**What you should do**
Among the lines of the data below, count those that hold the word "axis". Answer with the number alone.

**Page and application data records**
==============================
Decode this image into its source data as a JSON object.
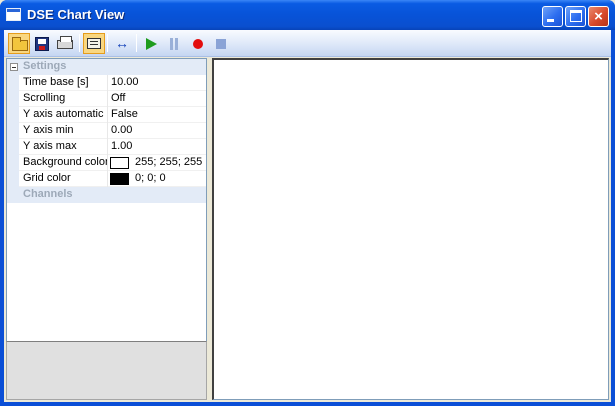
{
  "window": {
    "title": "DSE Chart View",
    "controls": {
      "minimize": "minimize",
      "maximize": "maximize",
      "close": "×"
    }
  },
  "toolbar": {
    "buttons": [
      {
        "name": "open",
        "icon": "folder-open-icon",
        "active": true
      },
      {
        "name": "save",
        "icon": "save-disk-icon"
      },
      {
        "name": "print",
        "icon": "printer-icon"
      },
      {
        "name": "view",
        "icon": "chart-view-icon",
        "active": true
      },
      {
        "name": "zoom",
        "icon": "double-arrow-icon",
        "glyph": "↔"
      },
      {
        "name": "play",
        "icon": "play-icon",
        "color": "#1e9c1e"
      },
      {
        "name": "pause",
        "icon": "pause-icon",
        "color": "#9ab0d8"
      },
      {
        "name": "record",
        "icon": "record-icon",
        "color": "#e30d0d"
      },
      {
        "name": "stop",
        "icon": "stop-icon",
        "color": "#8aa3d6"
      }
    ]
  },
  "properties": {
    "settings_label": "Settings",
    "channels_label": "Channels",
    "rows": [
      {
        "name": "Time base [s]",
        "value": "10.00"
      },
      {
        "name": "Scrolling",
        "value": "Off"
      },
      {
        "name": "Y axis automatic",
        "value": "False"
      },
      {
        "name": "Y axis min",
        "value": "0.00"
      },
      {
        "name": "Y axis max",
        "value": "1.00"
      },
      {
        "name": "Background color",
        "value": "255; 255; 255",
        "swatch": "#ffffff"
      },
      {
        "name": "Grid color",
        "value": "0; 0; 0",
        "swatch": "#000000"
      }
    ]
  }
}
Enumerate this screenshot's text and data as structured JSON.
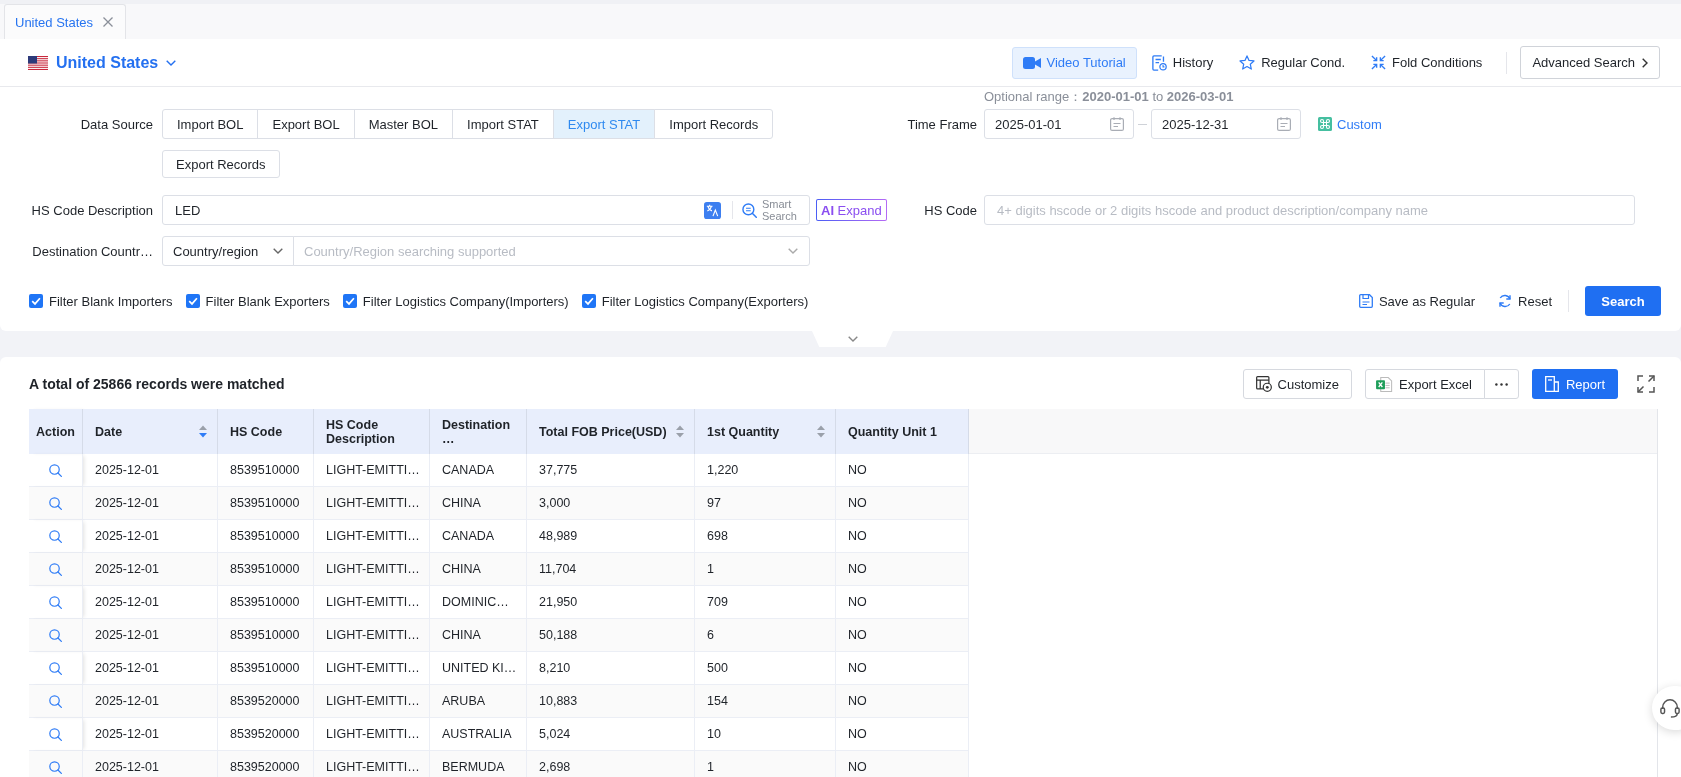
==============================
**Solution below**
3